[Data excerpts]
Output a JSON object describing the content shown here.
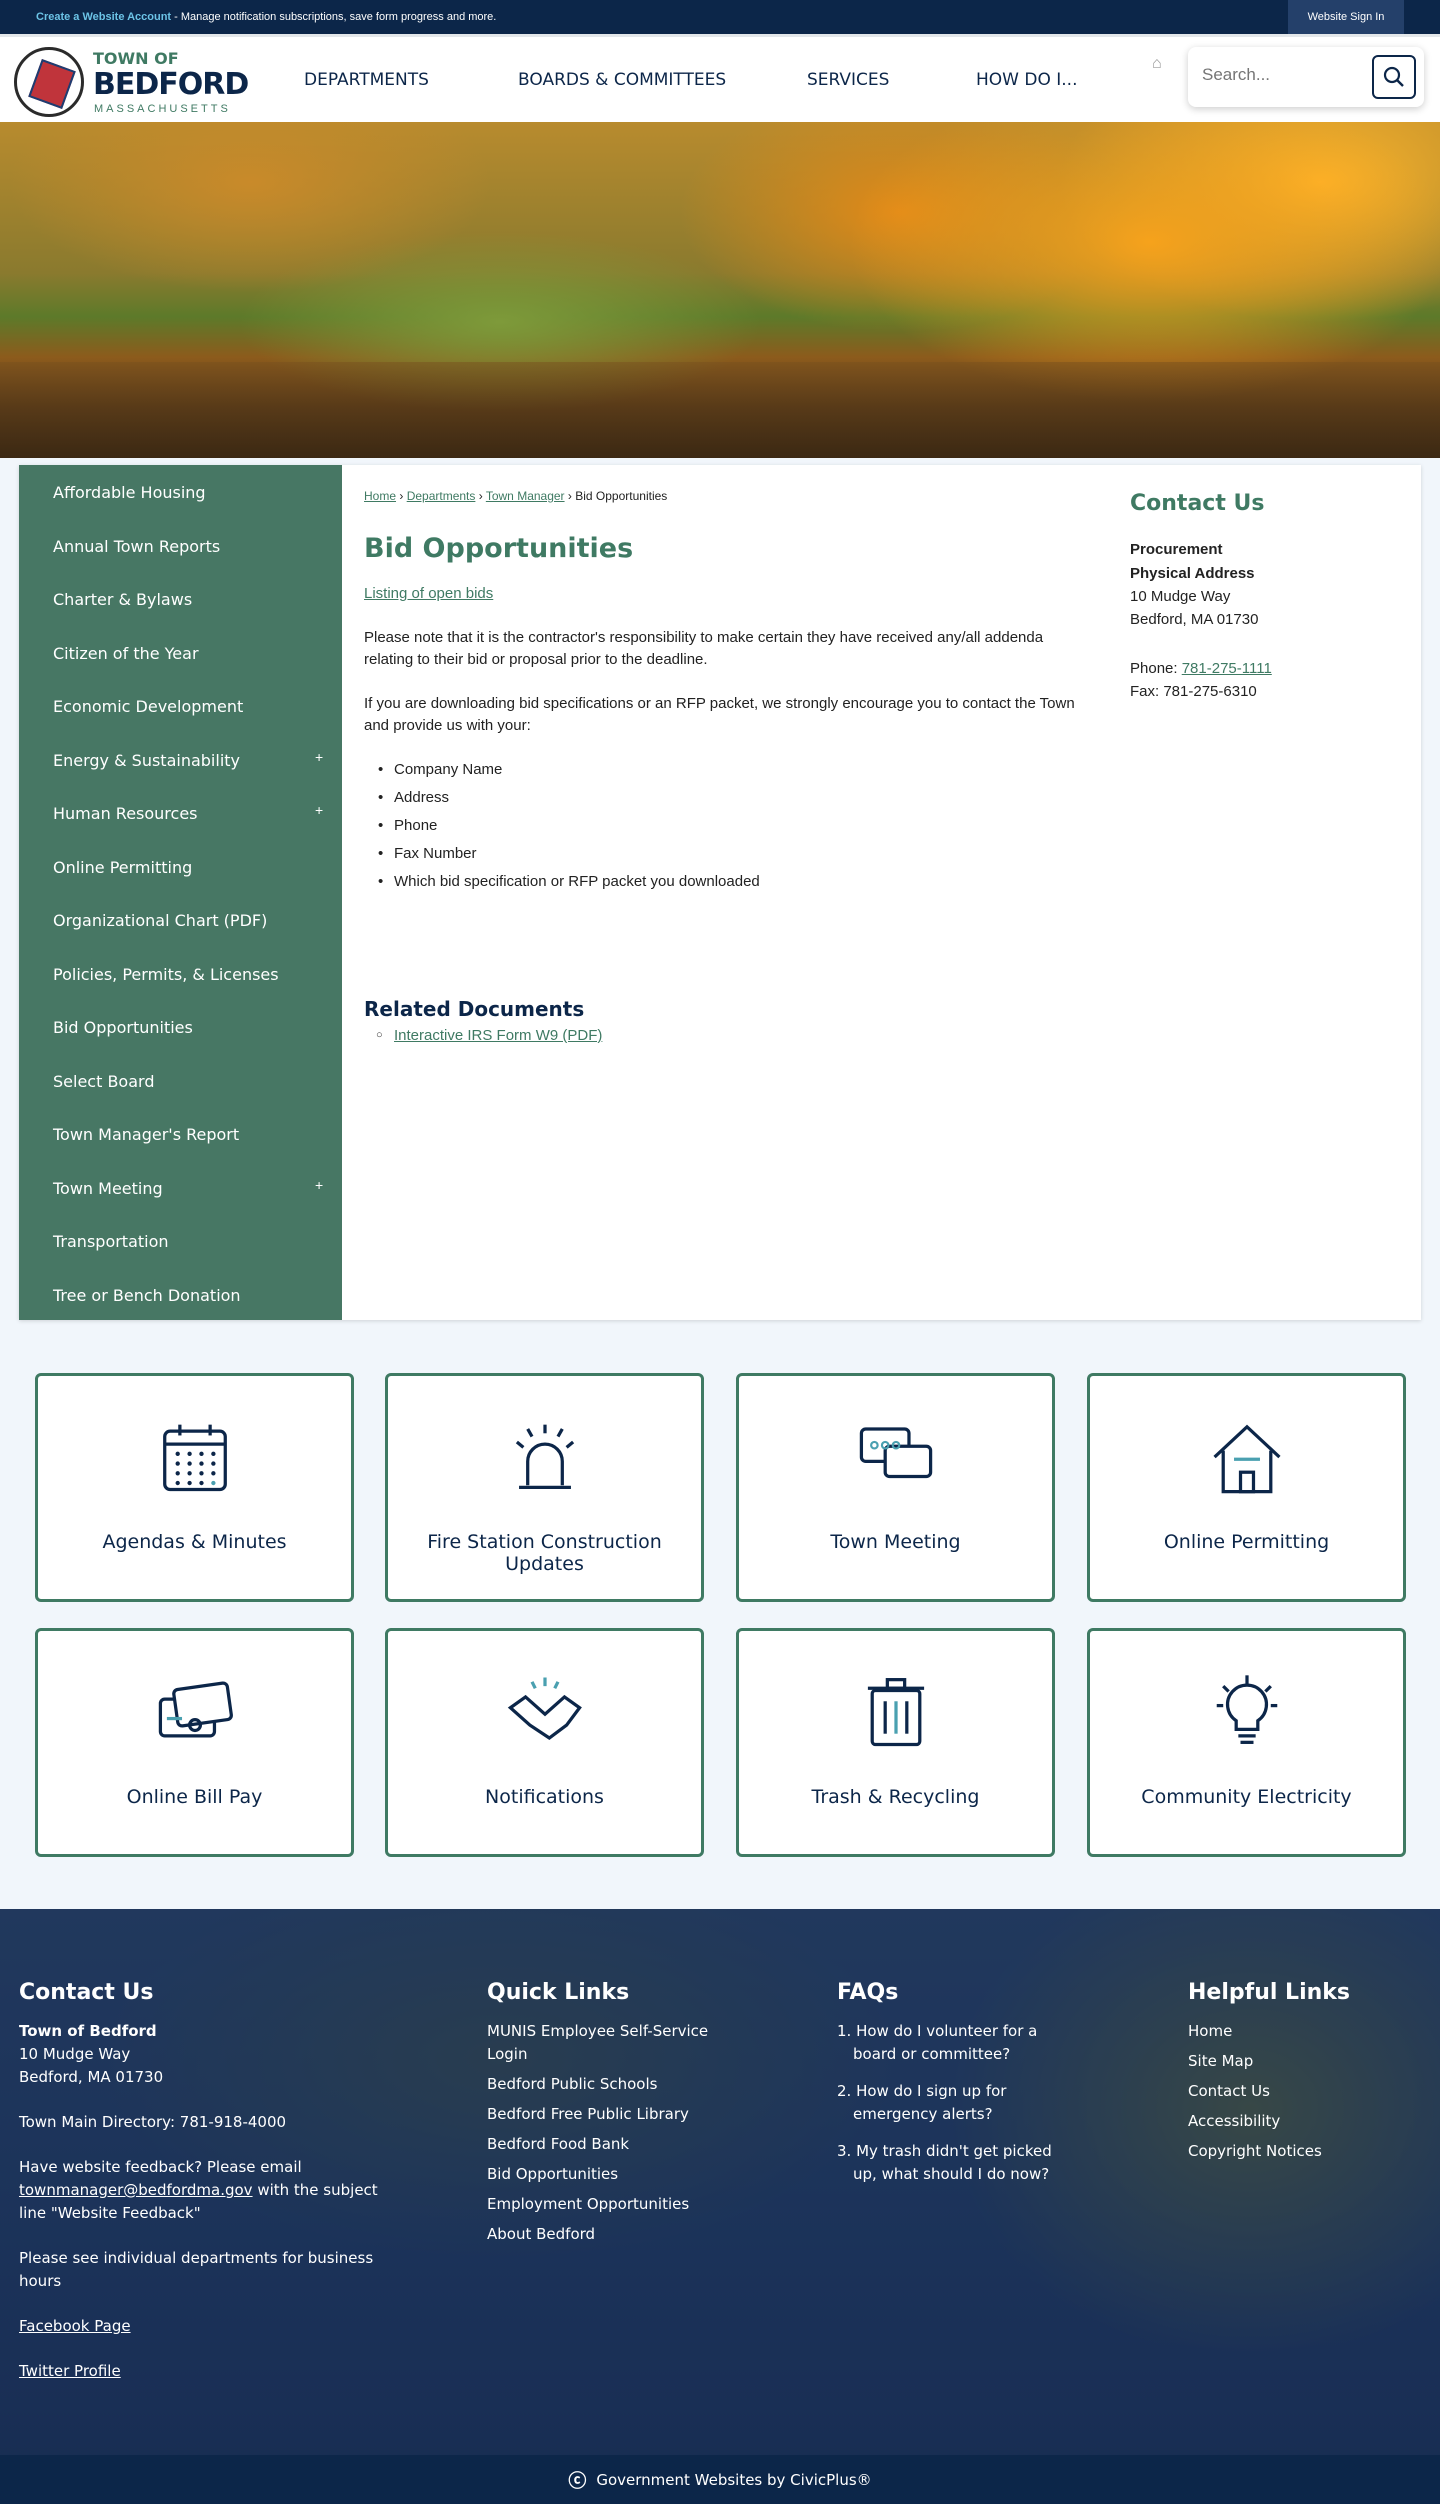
{
  "topbar": {
    "create_account": "Create a Website Account",
    "message": " - Manage notification subscriptions, save form progress and more.",
    "sign_in": "Website Sign In"
  },
  "logo": {
    "line1": "TOWN OF",
    "line2": "BEDFORD",
    "line3": "MASSACHUSETTS"
  },
  "nav": [
    "DEPARTMENTS",
    "BOARDS & COMMITTEES",
    "SERVICES",
    "HOW DO I..."
  ],
  "search": {
    "placeholder": "Search..."
  },
  "sidebar": [
    {
      "label": "Affordable Housing"
    },
    {
      "label": "Annual Town Reports"
    },
    {
      "label": "Charter & Bylaws"
    },
    {
      "label": "Citizen of the Year"
    },
    {
      "label": "Economic Development"
    },
    {
      "label": "Energy & Sustainability",
      "expand": "+"
    },
    {
      "label": "Human Resources",
      "expand": "+"
    },
    {
      "label": "Online Permitting"
    },
    {
      "label": "Organizational Chart (PDF)"
    },
    {
      "label": "Policies, Permits, & Licenses"
    },
    {
      "label": "Bid Opportunities"
    },
    {
      "label": "Select Board"
    },
    {
      "label": "Town Manager's Report"
    },
    {
      "label": "Town Meeting",
      "expand": "+"
    },
    {
      "label": "Transportation"
    },
    {
      "label": "Tree or Bench Donation"
    }
  ],
  "breadcrumb": {
    "home": "Home",
    "departments": "Departments",
    "town_manager": "Town Manager",
    "current": "Bid Opportunities"
  },
  "main": {
    "title": "Bid Opportunities",
    "link": "Listing of open bids",
    "para1": "Please note that it is the contractor's responsibility to make certain they have received any/all addenda relating to their bid or proposal prior to the deadline.",
    "para2": "If you are downloading bid specifications or an RFP packet, we strongly encourage you to contact the Town and provide us with your:",
    "bullets": [
      "Company Name",
      "Address",
      "Phone",
      "Fax Number",
      "Which bid specification or RFP packet you downloaded"
    ],
    "related_title": "Related Documents",
    "related_doc": "Interactive IRS Form W9 (PDF)"
  },
  "contact": {
    "title": "Contact Us",
    "dept": "Procurement",
    "addr_label": "Physical Address",
    "street": "10 Mudge Way",
    "city": "Bedford, MA 01730",
    "phone_label": "Phone: ",
    "phone": "781-275-1111",
    "fax": "Fax: 781-275-6310"
  },
  "tiles": [
    "Agendas & Minutes",
    "Fire Station Construction Updates",
    "Town Meeting",
    "Online Permitting",
    "Online Bill Pay",
    "Notifications",
    "Trash & Recycling",
    "Community Electricity"
  ],
  "footer": {
    "contact": {
      "title": "Contact Us",
      "name": "Town of Bedford",
      "street": "10 Mudge Way",
      "city": "Bedford, MA 01730",
      "directory": "Town Main Directory: 781-918-4000",
      "feedback1": "Have website feedback? Please email ",
      "email": "townmanager@bedfordma.gov",
      "feedback2": " with the subject line \"Website Feedback\"",
      "hours": "Please see individual departments for business hours",
      "facebook": "Facebook Page",
      "twitter": "Twitter Profile"
    },
    "quick": {
      "title": "Quick Links",
      "items": [
        "MUNIS Employee Self-Service Login",
        "Bedford Public Schools",
        "Bedford Free Public Library",
        "Bedford Food Bank",
        "Bid Opportunities",
        "Employment Opportunities",
        "About Bedford"
      ]
    },
    "faqs": {
      "title": "FAQs",
      "items": [
        "How do I volunteer for a board or committee?",
        "How do I sign up for emergency alerts?",
        "My trash didn't get picked up, what should I do now?"
      ]
    },
    "helpful": {
      "title": "Helpful Links",
      "items": [
        "Home",
        "Site Map",
        "Contact Us",
        "Accessibility",
        "Copyright Notices"
      ]
    }
  },
  "bottom": {
    "text": "Government Websites by CivicPlus®"
  }
}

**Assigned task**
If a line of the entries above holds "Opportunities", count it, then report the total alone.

**Output**
5